We are now being inundated with what for many children (and more than a few adults) has become the three saddest words ever uttered. You can't turn on the television or log onto the computer without seeing Back to School ads. Being the daughter of a teacher, a former teacher, a mother of a school aged child and the wife of a teacher, I have mixed feelings about this time of year. For the first time since Robby started going to school, the commercials have not thrown me into an emotional tailspin.
wanting to delay the inevitable and hoping to fully maximize our saving
ability, we dedicated Saturday to Robby's back to school shopping. The
first store was packed to capacity with long lines snaking through the
aisles at each check-out. We were pushed, nudged, cursed at and cut off
on by an angry woman pushing a cart, all in our benign quest to find the
correct size pants. I appreciated the savings, but we certainly paid a
different type of price with our time and frustration levels.
what turned out to be an error of judgment, I decided that we should go

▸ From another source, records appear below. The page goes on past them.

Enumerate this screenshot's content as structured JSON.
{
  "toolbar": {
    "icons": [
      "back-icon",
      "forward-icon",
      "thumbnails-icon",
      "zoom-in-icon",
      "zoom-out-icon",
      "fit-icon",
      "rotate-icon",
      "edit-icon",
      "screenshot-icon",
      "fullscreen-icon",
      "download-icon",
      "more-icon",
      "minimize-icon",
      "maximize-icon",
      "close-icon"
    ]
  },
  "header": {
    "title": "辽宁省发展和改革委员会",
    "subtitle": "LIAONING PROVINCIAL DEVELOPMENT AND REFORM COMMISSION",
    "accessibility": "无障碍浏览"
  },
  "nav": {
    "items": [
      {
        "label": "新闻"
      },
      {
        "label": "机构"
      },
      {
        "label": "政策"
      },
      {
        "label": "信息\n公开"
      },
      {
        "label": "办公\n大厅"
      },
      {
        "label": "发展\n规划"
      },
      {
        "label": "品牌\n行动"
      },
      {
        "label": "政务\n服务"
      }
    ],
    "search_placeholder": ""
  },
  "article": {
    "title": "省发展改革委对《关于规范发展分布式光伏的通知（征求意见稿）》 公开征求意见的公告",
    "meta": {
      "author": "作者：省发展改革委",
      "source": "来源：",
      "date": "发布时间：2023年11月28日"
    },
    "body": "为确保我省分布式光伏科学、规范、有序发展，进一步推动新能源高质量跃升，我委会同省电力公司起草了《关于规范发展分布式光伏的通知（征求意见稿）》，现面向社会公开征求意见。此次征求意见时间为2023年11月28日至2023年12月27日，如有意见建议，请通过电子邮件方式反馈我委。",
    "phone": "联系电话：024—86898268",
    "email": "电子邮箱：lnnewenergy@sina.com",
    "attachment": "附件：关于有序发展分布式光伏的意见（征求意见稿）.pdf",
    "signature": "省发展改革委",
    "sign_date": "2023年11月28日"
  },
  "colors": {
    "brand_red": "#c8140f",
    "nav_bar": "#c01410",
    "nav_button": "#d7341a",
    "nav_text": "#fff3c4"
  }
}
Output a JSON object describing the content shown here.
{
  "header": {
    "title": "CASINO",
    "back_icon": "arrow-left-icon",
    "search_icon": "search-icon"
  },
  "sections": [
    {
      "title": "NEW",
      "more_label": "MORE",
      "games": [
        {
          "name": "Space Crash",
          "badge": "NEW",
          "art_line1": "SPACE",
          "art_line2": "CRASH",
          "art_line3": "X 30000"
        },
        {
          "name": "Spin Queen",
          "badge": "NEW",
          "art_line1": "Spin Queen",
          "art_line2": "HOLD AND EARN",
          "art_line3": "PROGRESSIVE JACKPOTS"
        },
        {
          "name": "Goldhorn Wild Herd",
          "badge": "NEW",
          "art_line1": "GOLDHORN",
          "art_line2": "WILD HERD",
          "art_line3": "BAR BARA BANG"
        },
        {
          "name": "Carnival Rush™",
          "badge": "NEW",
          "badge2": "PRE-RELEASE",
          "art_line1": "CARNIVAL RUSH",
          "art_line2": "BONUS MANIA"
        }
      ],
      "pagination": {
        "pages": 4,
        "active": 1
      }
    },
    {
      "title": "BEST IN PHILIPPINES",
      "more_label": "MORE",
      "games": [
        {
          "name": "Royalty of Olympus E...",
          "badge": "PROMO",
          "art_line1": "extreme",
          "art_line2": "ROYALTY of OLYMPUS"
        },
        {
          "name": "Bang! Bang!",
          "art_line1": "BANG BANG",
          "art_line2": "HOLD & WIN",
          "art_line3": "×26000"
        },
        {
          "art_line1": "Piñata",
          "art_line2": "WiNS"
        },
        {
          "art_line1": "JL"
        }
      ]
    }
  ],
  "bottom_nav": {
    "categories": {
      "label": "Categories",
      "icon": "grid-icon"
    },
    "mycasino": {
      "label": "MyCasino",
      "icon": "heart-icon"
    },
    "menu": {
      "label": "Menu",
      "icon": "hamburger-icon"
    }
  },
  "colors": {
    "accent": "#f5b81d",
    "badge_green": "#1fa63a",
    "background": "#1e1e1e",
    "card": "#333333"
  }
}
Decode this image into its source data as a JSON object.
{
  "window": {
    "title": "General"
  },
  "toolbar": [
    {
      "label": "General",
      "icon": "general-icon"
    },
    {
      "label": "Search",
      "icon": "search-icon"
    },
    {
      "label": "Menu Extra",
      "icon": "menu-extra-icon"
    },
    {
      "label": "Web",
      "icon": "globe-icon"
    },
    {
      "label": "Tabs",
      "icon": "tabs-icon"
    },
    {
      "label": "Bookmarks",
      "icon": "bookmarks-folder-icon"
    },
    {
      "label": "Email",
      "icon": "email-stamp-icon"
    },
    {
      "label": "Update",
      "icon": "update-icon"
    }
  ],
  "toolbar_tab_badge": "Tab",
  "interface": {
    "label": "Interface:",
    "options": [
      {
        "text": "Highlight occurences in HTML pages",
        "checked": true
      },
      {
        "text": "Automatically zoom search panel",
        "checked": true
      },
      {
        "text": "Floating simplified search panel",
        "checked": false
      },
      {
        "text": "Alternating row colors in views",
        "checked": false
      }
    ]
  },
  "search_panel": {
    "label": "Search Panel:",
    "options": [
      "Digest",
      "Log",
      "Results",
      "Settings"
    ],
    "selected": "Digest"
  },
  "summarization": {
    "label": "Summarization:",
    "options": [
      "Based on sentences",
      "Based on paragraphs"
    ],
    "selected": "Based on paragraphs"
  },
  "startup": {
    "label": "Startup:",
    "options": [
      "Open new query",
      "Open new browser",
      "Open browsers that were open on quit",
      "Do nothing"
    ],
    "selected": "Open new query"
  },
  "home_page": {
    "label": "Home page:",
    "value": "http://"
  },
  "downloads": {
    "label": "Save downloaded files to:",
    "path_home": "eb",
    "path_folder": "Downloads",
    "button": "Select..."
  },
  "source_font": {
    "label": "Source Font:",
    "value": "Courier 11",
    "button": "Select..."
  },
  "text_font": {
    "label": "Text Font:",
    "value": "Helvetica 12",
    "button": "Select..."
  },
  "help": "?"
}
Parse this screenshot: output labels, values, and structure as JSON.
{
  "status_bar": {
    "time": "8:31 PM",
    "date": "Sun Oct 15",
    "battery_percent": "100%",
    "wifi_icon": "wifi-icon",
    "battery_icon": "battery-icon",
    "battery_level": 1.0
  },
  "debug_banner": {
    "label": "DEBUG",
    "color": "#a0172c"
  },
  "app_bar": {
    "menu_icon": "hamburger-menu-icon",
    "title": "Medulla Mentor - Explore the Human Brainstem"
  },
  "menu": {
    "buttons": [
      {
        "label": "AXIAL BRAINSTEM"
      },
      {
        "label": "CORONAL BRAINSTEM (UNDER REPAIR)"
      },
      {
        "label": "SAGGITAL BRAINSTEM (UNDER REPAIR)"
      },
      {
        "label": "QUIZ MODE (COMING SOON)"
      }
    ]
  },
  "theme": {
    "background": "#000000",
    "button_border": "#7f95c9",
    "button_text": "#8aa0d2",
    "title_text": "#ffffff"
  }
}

shopping at our local outlet mall instead of driving between all of the
stores. I figured that having the stores within close vicinity would
simplify our shopping and save us time. Apparently all of Northern
Virginia had the same idea because the mall was packed!
walked at a snails pace trying to avoid being whacked by the bursting
bags and the ample hips of our fellow shoppers. For whatever reason, my
prosthesis garnered more stares than normal. I'm accustomed to being
noticed, but the outright gawking was both rude and tiresome. Robby, who
is typically oblivious, even noticed the increased stares. After an
hour of tolerating the attention, he responded by meeting the stares of
the offenders until they noticed and were shamed into looking away. He
seemed to take a lot of enjoyment out of this game, proudly announcing
each time he "caught" another one looking.
Although it was more
frustrating and time consuming than we anticipated, we are done shopping
for his school clothes. Thankfully he doesn't particularly care about
fashion and he agreed to just about everything he was shown. I have to
admit that he handled the task with more grace than he has in
the past. Instead of crying and fretting, Robby simply accepted the
clothes and supplies without offering much in terms of
conversation. Of course, tormenting the starers probably distracted him
from complaining about spending the day shopping.
Next year, I think I'll just do our back to school shopping online!